**TASK REQUIREMENTS:** Your job is to reproduce all of the data exactly.

**PROVIDED RECORDS:**
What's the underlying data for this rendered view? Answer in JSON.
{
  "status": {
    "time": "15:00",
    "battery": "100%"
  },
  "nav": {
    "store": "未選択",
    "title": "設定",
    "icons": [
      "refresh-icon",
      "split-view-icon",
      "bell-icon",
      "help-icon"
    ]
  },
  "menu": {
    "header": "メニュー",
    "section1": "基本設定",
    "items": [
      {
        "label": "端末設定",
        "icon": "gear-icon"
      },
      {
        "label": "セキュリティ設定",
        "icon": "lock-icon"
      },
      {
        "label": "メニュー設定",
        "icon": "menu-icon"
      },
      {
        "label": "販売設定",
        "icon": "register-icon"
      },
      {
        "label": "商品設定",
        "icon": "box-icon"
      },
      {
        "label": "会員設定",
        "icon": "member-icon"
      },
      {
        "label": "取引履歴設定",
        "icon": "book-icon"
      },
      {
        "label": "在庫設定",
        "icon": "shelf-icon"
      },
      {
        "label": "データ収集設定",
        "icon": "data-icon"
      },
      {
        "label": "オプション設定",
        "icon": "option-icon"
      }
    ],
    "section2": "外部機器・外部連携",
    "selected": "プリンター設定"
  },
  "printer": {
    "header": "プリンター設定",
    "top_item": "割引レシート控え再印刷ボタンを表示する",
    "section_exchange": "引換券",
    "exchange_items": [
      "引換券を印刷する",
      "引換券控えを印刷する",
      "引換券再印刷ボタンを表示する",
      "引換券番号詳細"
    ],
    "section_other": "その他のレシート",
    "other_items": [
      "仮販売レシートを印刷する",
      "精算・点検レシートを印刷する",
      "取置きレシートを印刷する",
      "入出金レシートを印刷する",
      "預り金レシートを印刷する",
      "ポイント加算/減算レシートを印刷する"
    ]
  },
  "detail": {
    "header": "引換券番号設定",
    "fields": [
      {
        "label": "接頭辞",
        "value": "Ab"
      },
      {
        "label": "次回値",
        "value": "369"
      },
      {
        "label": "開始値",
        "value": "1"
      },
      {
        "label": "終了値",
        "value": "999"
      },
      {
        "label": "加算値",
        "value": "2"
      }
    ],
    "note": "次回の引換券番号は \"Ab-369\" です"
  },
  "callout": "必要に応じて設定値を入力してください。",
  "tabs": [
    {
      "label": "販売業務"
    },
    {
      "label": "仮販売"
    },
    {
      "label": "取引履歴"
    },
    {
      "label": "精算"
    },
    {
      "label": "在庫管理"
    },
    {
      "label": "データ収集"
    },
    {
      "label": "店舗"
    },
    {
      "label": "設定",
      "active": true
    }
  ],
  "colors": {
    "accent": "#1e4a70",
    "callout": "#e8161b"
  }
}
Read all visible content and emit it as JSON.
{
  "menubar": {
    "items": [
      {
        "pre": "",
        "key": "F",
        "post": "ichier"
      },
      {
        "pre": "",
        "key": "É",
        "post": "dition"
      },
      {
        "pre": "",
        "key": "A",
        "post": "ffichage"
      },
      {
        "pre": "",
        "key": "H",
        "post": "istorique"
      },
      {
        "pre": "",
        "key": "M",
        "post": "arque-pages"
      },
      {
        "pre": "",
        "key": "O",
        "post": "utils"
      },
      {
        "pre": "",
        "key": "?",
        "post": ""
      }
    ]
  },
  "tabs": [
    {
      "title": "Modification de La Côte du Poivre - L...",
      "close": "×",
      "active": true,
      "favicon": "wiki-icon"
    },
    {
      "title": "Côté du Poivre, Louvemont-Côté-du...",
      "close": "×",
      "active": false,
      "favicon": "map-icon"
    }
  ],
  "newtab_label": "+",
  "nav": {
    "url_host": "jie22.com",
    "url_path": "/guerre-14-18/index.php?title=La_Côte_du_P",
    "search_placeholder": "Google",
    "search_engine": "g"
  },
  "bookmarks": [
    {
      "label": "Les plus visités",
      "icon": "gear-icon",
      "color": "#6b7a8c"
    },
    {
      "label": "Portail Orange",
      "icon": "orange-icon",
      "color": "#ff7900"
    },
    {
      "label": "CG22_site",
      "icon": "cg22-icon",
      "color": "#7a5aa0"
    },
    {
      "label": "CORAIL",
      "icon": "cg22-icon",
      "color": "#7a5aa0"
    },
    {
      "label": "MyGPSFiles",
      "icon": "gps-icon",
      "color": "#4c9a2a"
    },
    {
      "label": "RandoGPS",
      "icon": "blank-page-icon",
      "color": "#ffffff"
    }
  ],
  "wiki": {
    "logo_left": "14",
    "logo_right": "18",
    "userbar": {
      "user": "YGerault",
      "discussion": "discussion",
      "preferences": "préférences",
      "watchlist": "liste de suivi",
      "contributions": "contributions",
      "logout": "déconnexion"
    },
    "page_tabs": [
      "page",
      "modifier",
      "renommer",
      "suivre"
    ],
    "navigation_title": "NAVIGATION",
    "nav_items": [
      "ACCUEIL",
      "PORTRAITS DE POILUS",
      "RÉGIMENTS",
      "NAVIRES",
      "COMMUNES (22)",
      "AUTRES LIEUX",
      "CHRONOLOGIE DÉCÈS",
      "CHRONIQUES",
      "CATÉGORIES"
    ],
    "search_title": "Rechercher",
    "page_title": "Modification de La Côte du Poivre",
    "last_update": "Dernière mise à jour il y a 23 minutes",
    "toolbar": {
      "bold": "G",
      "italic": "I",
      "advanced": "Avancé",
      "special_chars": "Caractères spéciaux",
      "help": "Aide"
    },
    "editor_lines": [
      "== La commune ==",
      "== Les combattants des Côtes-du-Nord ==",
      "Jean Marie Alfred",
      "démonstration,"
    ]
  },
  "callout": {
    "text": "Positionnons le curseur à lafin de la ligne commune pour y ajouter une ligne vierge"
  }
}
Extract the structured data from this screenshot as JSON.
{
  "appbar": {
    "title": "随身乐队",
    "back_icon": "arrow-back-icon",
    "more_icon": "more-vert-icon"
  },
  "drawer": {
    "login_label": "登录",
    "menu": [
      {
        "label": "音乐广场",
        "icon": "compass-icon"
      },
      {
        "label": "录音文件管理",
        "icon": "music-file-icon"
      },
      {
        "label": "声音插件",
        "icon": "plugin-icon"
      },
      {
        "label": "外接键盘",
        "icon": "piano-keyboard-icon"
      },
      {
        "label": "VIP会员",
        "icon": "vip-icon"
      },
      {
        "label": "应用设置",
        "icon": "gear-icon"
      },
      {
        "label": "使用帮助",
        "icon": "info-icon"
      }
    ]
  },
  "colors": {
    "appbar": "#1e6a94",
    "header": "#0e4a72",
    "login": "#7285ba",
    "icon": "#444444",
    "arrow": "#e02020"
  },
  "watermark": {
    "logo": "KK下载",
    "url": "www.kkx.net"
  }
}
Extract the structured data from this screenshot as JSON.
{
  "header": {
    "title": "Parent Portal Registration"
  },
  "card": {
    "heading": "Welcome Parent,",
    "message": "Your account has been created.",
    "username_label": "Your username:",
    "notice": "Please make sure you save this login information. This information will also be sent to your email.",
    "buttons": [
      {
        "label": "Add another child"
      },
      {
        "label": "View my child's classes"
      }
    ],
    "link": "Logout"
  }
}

**RESULT OF THIS TASK:**
What's the underlying data for this rendered view? Answer in JSON.
{
  "status": {
    "time": "15:00",
    "battery": "100%"
  },
  "nav": {
    "store": "未選択",
    "title": "設定",
    "icons": [
      "refresh-icon",
      "split-view-icon",
      "bell-icon",
      "help-icon"
    ]
  },
  "menu": {
    "header": "メニュー",
    "section1": "基本設定",
    "items": [
      {
        "label": "端末設定",
        "icon": "gear-icon"
      },
      {
        "label": "セキュリティ設定",
        "icon": "lock-icon"
      },
      {
        "label": "メニュー設定",
        "icon": "menu-icon"
      },
      {
        "label": "販売設定",
        "icon": "register-icon"
      },
      {
        "label": "商品設定",
        "icon": "box-icon"
      },
      {
        "label": "会員設定",
        "icon": "member-icon"
      },
      {
        "label": "取引履歴設定",
        "icon": "book-icon"
      },
      {
        "label": "在庫設定",
        "icon": "shelf-icon"
      },
      {
        "label": "データ収集設定",
        "icon": "data-icon"
      },
      {
        "label": "オプション設定",
        "icon": "option-icon"
      }
    ],
    "section2": "外部機器・外部連携",
    "selected": "プリンター設定"
  },
  "printer": {
    "header": "プリンター設定",
    "top_item": "割引レシート控え再印刷ボタンを表示する",
    "section_exchange": "引換券",
    "exchange_items": [
      "引換券を印刷する",
      "引換券控えを印刷する",
      "引換券再印刷ボタンを表示する",
      "引換券番号詳細"
    ],
    "section_other": "その他のレシート",
    "other_items": [
      "仮販売レシートを印刷する",
      "精算・点検レシートを印刷する",
      "取置きレシートを印刷する",
      "入出金レシートを印刷する",
      "預り金レシートを印刷する",
      "ポイント加算/減算レシートを印刷する"
    ]
  },
  "detail": {
    "header": "引換券番号設定",
    "fields": [
      {
        "label": "接頭辞",
        "value": "Ab"
      },
      {
        "label": "次回値",
        "value": "369"
      },
      {
        "label": "開始値",
        "value": "1"
      },
      {
        "label": "終了値",
        "value": "999"
      },
      {
        "label": "加算値",
        "value": "2"
      }
    ],
    "note": "次回の引換券番号は \"Ab-369\" です"
  },
  "callout": "必要に応じて設定値を入力してください。",
  "tabs": [
    {
      "label": "販売業務"
    },
    {
      "label": "仮販売"
    },
    {
      "label": "取引履歴"
    },
    {
      "label": "精算"
    },
    {
      "label": "在庫管理"
    },
    {
      "label": "データ収集"
    },
    {
      "label": "店舗"
    },
    {
      "label": "設定",
      "active": true
    }
  ],
  "colors": {
    "accent": "#1e4a70",
    "callout": "#e8161b"
  }
}
Read all visible content and emit it as JSON.
{
  "menubar": {
    "items": [
      {
        "pre": "",
        "key": "F",
        "post": "ichier"
      },
      {
        "pre": "",
        "key": "É",
        "post": "dition"
      },
      {
        "pre": "",
        "key": "A",
        "post": "ffichage"
      },
      {
        "pre": "",
        "key": "H",
        "post": "istorique"
      },
      {
        "pre": "",
        "key": "M",
        "post": "arque-pages"
      },
      {
        "pre": "",
        "key": "O",
        "post": "utils"
      },
      {
        "pre": "",
        "key": "?",
        "post": ""
      }
    ]
  },
  "tabs": [
    {
      "title": "Modification de La Côte du Poivre - L...",
      "close": "×",
      "active": true,
      "favicon": "wiki-icon"
    },
    {
      "title": "Côté du Poivre, Louvemont-Côté-du...",
      "close": "×",
      "active": false,
      "favicon": "map-icon"
    }
  ],
  "newtab_label": "+",
  "nav": {
    "url_host": "jie22.com",
    "url_path": "/guerre-14-18/index.php?title=La_Côte_du_P",
    "search_placeholder": "Google",
    "search_engine": "g"
  },
  "bookmarks": [
    {
      "label": "Les plus visités",
      "icon": "gear-icon",
      "color": "#6b7a8c"
    },
    {
      "label": "Portail Orange",
      "icon": "orange-icon",
      "color": "#ff7900"
    },
    {
      "label": "CG22_site",
      "icon": "cg22-icon",
      "color": "#7a5aa0"
    },
    {
      "label": "CORAIL",
      "icon": "cg22-icon",
      "color": "#7a5aa0"
    },
    {
      "label": "MyGPSFiles",
      "icon": "gps-icon",
      "color": "#4c9a2a"
    },
    {
      "label": "RandoGPS",
      "icon": "blank-page-icon",
      "color": "#ffffff"
    }
  ],
  "wiki": {
    "logo_left": "14",
    "logo_right": "18",
    "userbar": {
      "user": "YGerault",
      "discussion": "discussion",
      "preferences": "préférences",
      "watchlist": "liste de suivi",
      "contributions": "contributions",
      "logout": "déconnexion"
    },
    "page_tabs": [
      "page",
      "modifier",
      "renommer",
      "suivre"
    ],
    "navigation_title": "NAVIGATION",
    "nav_items": [
      "ACCUEIL",
      "PORTRAITS DE POILUS",
      "RÉGIMENTS",
      "NAVIRES",
      "COMMUNES (22)",
      "AUTRES LIEUX",
      "CHRONOLOGIE DÉCÈS",
      "CHRONIQUES",
      "CATÉGORIES"
    ],
    "search_title": "Rechercher",
    "page_title": "Modification de La Côte du Poivre",
    "last_update": "Dernière mise à jour il y a 23 minutes",
    "toolbar": {
      "bold": "G",
      "italic": "I",
      "advanced": "Avancé",
      "special_chars": "Caractères spéciaux",
      "help": "Aide"
    },
    "editor_lines": [
      "== La commune ==",
      "== Les combattants des Côtes-du-Nord ==",
      "Jean Marie Alfred",
      "démonstration,"
    ]
  },
  "callout": {
    "text": "Positionnons le curseur à lafin de la ligne commune pour y ajouter une ligne vierge"
  }
}
Extract the structured data from this screenshot as JSON.
{
  "appbar": {
    "title": "随身乐队",
    "back_icon": "arrow-back-icon",
    "more_icon": "more-vert-icon"
  },
  "drawer": {
    "login_label": "登录",
    "menu": [
      {
        "label": "音乐广场",
        "icon": "compass-icon"
      },
      {
        "label": "录音文件管理",
        "icon": "music-file-icon"
      },
      {
        "label": "声音插件",
        "icon": "plugin-icon"
      },
      {
        "label": "外接键盘",
        "icon": "piano-keyboard-icon"
      },
      {
        "label": "VIP会员",
        "icon": "vip-icon"
      },
      {
        "label": "应用设置",
        "icon": "gear-icon"
      },
      {
        "label": "使用帮助",
        "icon": "info-icon"
      }
    ]
  },
  "colors": {
    "appbar": "#1e6a94",
    "header": "#0e4a72",
    "login": "#7285ba",
    "icon": "#444444",
    "arrow": "#e02020"
  },
  "watermark": {
    "logo": "KK下载",
    "url": "www.kkx.net"
  }
}
Extract the structured data from this screenshot as JSON.
{
  "header": {
    "title": "Parent Portal Registration"
  },
  "card": {
    "heading": "Welcome Parent,",
    "message": "Your account has been created.",
    "username_label": "Your username:",
    "notice": "Please make sure you save this login information. This information will also be sent to your email.",
    "buttons": [
      {
        "label": "Add another child"
      },
      {
        "label": "View my child's classes"
      }
    ],
    "link": "Logout"
  }
}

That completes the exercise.